The feasibility of bovine erythrocytes for the purpose of cross-species transfusion to human recipients(2000)

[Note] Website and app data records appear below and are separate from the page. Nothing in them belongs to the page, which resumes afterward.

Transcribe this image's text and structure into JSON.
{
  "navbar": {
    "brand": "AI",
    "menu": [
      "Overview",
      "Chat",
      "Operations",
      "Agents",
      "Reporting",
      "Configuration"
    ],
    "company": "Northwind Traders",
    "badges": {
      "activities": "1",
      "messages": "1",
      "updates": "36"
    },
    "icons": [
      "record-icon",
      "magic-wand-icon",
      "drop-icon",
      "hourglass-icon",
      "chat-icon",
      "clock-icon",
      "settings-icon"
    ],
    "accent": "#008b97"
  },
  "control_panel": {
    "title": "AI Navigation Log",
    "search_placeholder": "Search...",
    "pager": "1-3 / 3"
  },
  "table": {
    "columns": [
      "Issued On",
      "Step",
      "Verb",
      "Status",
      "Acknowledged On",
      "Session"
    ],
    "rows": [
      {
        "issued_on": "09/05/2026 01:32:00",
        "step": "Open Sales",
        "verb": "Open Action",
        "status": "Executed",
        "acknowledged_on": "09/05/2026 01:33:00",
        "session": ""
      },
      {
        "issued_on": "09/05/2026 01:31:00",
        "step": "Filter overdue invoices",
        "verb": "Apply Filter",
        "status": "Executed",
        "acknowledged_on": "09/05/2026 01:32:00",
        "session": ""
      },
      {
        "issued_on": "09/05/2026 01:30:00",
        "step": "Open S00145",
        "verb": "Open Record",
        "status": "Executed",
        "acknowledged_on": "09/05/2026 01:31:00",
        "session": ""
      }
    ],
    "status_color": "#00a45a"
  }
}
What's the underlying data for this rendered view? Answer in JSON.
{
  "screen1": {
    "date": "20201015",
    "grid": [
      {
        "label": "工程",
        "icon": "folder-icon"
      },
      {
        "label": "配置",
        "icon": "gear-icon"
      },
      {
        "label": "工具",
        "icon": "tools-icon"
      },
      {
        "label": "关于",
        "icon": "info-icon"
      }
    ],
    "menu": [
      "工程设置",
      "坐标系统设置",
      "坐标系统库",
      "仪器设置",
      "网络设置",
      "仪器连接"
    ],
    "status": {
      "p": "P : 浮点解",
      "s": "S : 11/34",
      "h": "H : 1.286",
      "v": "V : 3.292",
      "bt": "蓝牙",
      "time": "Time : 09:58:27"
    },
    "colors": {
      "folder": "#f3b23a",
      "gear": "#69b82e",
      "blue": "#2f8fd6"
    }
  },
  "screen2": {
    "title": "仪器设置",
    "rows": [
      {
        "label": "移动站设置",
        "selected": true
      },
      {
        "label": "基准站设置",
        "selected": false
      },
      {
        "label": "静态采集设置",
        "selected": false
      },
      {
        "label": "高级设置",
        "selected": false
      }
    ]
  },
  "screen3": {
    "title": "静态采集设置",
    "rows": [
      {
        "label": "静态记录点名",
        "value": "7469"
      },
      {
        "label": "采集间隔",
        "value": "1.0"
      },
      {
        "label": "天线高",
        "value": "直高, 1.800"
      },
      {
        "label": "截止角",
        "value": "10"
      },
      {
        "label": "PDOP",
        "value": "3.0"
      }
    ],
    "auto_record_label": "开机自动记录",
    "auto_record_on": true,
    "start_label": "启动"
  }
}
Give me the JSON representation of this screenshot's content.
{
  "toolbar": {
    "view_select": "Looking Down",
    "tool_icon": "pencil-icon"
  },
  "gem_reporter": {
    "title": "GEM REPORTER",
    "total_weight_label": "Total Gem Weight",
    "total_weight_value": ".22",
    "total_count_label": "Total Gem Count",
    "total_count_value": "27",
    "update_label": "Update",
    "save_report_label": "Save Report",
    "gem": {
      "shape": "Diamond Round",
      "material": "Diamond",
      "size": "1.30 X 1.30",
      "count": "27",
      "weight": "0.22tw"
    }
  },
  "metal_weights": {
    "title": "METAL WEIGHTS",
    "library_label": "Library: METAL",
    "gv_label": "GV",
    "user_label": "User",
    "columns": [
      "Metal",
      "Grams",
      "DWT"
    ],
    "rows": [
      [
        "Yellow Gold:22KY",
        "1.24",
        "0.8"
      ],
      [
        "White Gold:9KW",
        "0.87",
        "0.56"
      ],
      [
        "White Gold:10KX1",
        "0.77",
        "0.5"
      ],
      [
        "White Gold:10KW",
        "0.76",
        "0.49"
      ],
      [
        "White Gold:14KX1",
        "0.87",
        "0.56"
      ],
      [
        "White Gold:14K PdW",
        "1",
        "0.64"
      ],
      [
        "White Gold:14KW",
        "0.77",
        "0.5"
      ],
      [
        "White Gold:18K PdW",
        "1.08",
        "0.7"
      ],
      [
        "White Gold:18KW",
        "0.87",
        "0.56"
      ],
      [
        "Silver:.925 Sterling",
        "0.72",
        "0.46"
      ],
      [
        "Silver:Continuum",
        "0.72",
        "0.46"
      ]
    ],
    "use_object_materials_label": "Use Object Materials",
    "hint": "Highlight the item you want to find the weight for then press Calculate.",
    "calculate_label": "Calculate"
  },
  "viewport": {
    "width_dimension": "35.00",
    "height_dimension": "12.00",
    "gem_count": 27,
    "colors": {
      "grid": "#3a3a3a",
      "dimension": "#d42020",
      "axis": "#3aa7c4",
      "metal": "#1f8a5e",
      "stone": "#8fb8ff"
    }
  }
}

Use of animal blood could overcome concerns of supply and disease transmission with human blood donation if immunological, microbiological and ethical barriers are overcome. Here we investigated the feasibility of using bovine red blood cells (RBC) because of possibly diminished cross-species immune reactivity and the relative ease of venous access in the cow. A group of 12 tagged Holstein cows were randomly selected from the NSAC herd for evaluation. Tests included hemagglutination, complement mediated lysis, osmotic fragility, conventional human crossmatch, an RBC absorbtion assay using ELISA, bovine blood type characterization, and human IgM and IgG (including subtypes) antibody binding. Each of these tests included two human type O controls. Mean hemagglutination by pooled human serum (PHS) occurred between 1A to 1/18 dilutions in 11 of the twelve cows. Rabbit complement (25 pL, 1/1 dilution) lysed the RBC of the same 11 cows when incubated with PHS between mean dilutions of 1/18 and 1/42. Cow 37 RBC were neither agglutinated nor lysed by any dilution of PHS. FACS analysis showed that RBC from all cows including cow 37 bound human IgM and IgG. No difference was seen in IgG subtype binding. Typically, however, low hemagglutinators bound less IgM. Laminin ELISA detected no noteworthy difference in the levels of anti-aGal IgG and IgM in PHS absorbed by RBC from porcine and bovine subjects. A comparison of prominent bovine blood groups with the results of the hemagglutination and lytic assays revealed a significant relationship between the hemagglutination assay results and the expression of the J blood group antigen. Clinical human crossmatch tests showed bovine RBC were substantially less reactive with human sera compared to porcine RBC. Negative reactivity was observed between cow 37 RBC and seven out of nine random human sera representing all human blood groups. Osmotic fragility tests indicated that porcine RBC are more fragile than human and bovine RBC, and that bovine and human RBC are similarly robust. Bovine RBC are robust relative to human RBC. They elicit variable responses from human serum in the in vitro tests performed. Cow 37 RBC are unexpectedly resistant to normal hemagglutination and complement mediated lysis. In general, the results of these experiments suggest that bovine RBC are more appropriate human RBC substitutes compared to porcine RBC.
- blood transfusion,
- blood groups
Citation InformationJames E Johnstone. "The feasibility of bovine erythrocytes for the purpose of cross-species transfusion to human recipients" (2000)
Available at: http://works.bepress.com/vivianmcalister/246/